1.7 billion "anonymous" comments from 5% of the internet

A sends:

1.7 billion "anonymous" comments from 5% of the internet

All in one searchable database:

Cryptome: What will this be used for?


It depends on who the user is. Law enforcement and private investigators will use the information to try to:

1. Identify individuals based on behavioral analysis of comments, etc.

2. De-anonymize individuals and leverage this information on other platforms, i.e. checking identical/similar usernames and using the behavioral analysis to predict other (online or offline) hangouts and activities in order to build a more complete picture.

Sociologists and psychologists will use it to build behavioral models for individuals acting as individuals and for ad-hoc groups of individuals without any external organization, goal, etc.

Members of the public and historians will use it to look at and for public figures and to better understand them. More importantly, the public should use this database as a wake-up call that the driving force behind Big Data isn't Big Brother - it's the masses. Between this and the Dark Net Market archives and some other releases in the last few weeks, it's becoming more apparent that the "right to be forgotten" may be recognized by some governments but private individuals and researchers, not just megacorps, remain major obstacles to it.
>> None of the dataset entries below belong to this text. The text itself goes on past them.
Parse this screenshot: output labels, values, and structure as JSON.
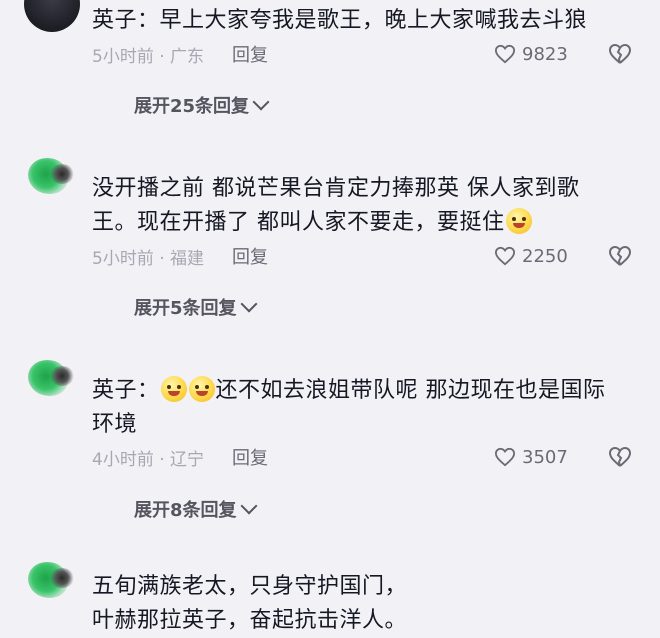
{
  "comments": [
    {
      "nick": "英子：",
      "text": "早上大家夸我是歌王，晚上大家喊我去斗狼",
      "time": "5小时前 · 广东",
      "reply": "回复",
      "likes": "9823",
      "expand": "展开25条回复"
    },
    {
      "text_line1": "没开播之前 都说芒果台肯定力捧那英 保人家到歌",
      "text_line2": "王。现在开播了 都叫人家不要走，要挺住",
      "time": "5小时前 · 福建",
      "reply": "回复",
      "likes": "2250",
      "expand": "展开5条回复"
    },
    {
      "nick": "英子：",
      "text_line1": "还不如去浪姐带队呢 那边现在也是国际",
      "text_line2": "环境",
      "time": "4小时前 · 辽宁",
      "reply": "回复",
      "likes": "3507",
      "expand": "展开8条回复"
    },
    {
      "text_line1": "五旬满族老太，只身守护国门，",
      "text_line2": "叶赫那拉英子，奋起抗击洋人。"
    }
  ],
  "icons": {
    "like": "heart-outline-icon",
    "dislike": "broken-heart-icon",
    "emoji": "smiley-emoji-icon",
    "expand": "chevron-down-icon"
  }
}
This is, simply put, the biggest example of open source SIGINT to date. The fact that it was done legally and openly, and not as the result of a hack or data leak, may make it seem less newsworthy - but if anything, it makes even more alarming to privacy advocates. It's not a one-off either, it's just one of the biggest signposts we've seen so far.